[Opening Supplied information section]

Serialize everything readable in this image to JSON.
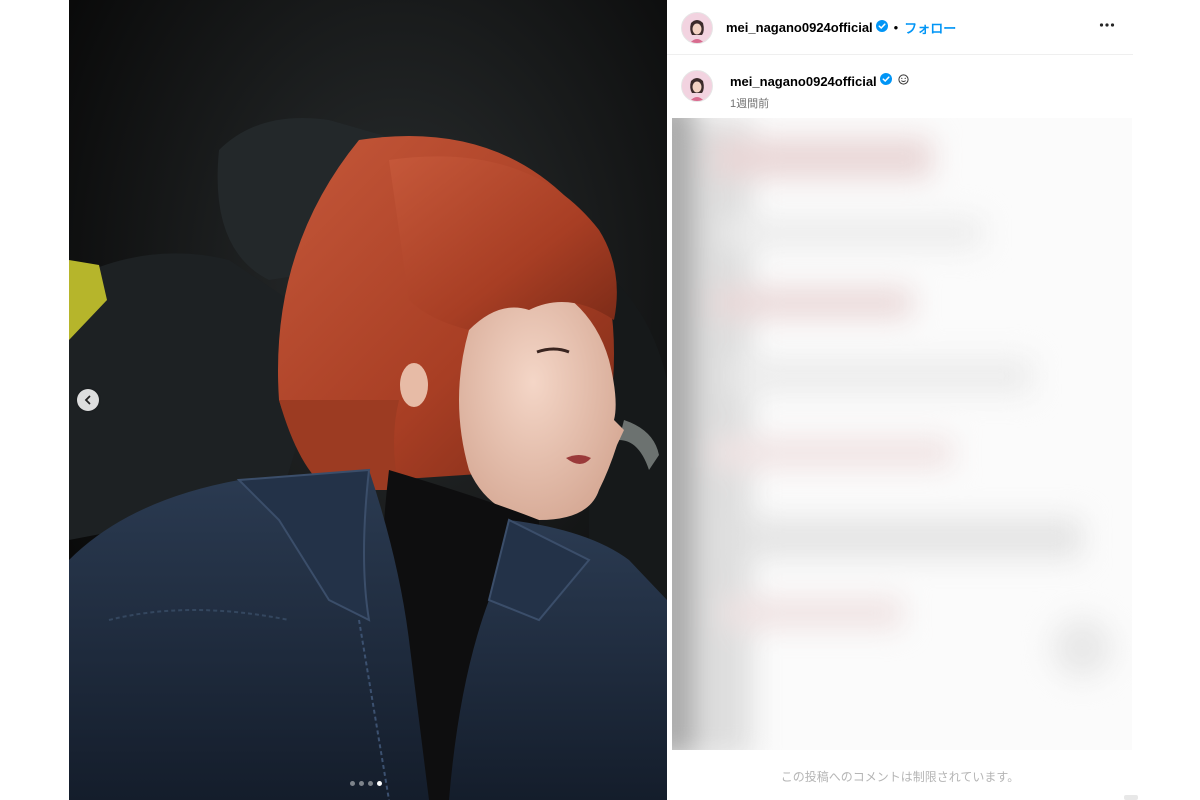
{
  "post": {
    "username": "mei_nagano0924official",
    "follow_label": "フォロー",
    "separator": "•",
    "time_ago": "1週間前",
    "comments_restricted": "この投稿へのコメントは制限されています。",
    "carousel": {
      "total": 4,
      "active_index": 4
    }
  },
  "icons": {
    "verified": "verified-badge-icon",
    "more": "more-options-icon",
    "prev": "chevron-left-icon",
    "emoji": "smiley-icon"
  },
  "colors": {
    "follow": "#0095f6",
    "verified": "#0095f6",
    "muted_text": "#737373",
    "hair": "#b3472a",
    "jacket": "#1e2b3e"
  }
}
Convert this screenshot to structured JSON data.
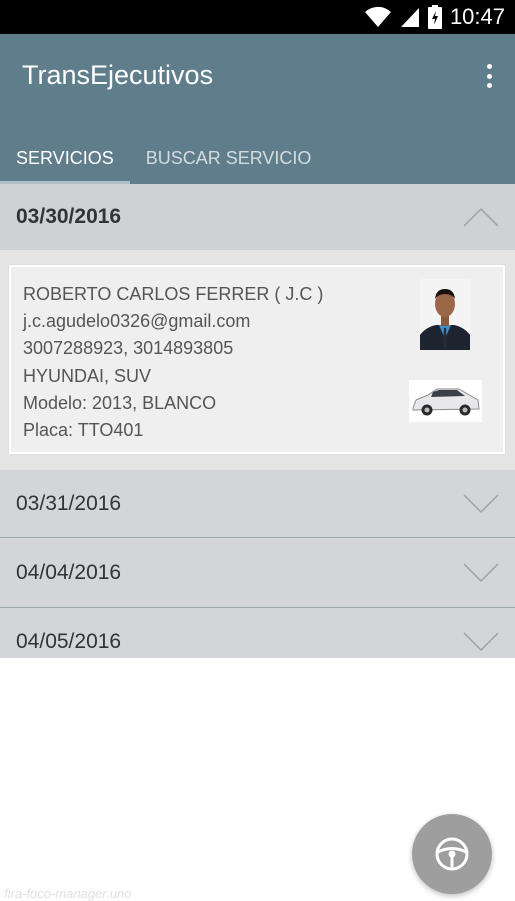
{
  "status_bar": {
    "time": "10:47",
    "icons": [
      "wifi-icon",
      "signal-icon",
      "battery-icon"
    ]
  },
  "app": {
    "title": "TransEjecutivos",
    "overflow_icon": "more-vert-icon",
    "accent_color": "#607d8b"
  },
  "tabs": [
    {
      "label": "SERVICIOS",
      "active": true
    },
    {
      "label": "BUSCAR SERVICIO",
      "active": false
    }
  ],
  "services": [
    {
      "date": "03/30/2016",
      "expanded": true,
      "details": {
        "driver_name": "ROBERTO CARLOS FERRER ( J.C )",
        "email": "j.c.agudelo0326@gmail.com",
        "phones": "3007288923, 3014893805",
        "vehicle": "HYUNDAI, SUV",
        "model": "Modelo: 2013, BLANCO",
        "plate": "Placa: TTO401"
      }
    },
    {
      "date": "03/31/2016",
      "expanded": false
    },
    {
      "date": "04/04/2016",
      "expanded": false
    },
    {
      "date": "04/05/2016",
      "expanded": false
    }
  ],
  "fab": {
    "icon": "steering-wheel-icon"
  },
  "footer": {
    "text": "fira-foco-manager.uno"
  }
}
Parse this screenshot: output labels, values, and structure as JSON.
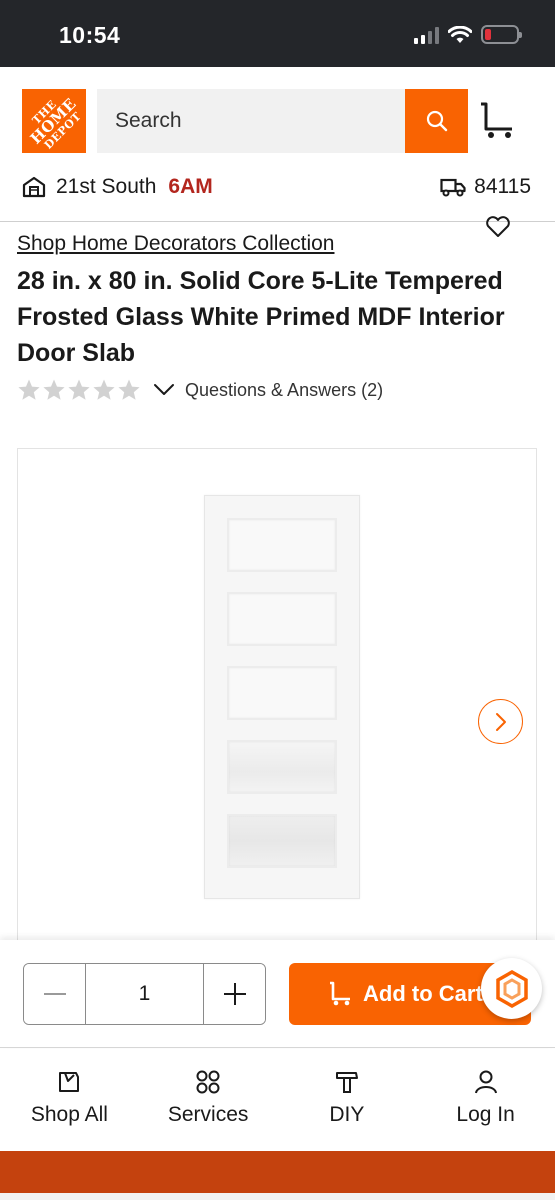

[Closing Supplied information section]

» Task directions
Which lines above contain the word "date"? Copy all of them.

» Response to this task
      "date": "03/30/2016",
      "date": "03/31/2016",
      "date": "04/04/2016",
      "date": "04/05/2016",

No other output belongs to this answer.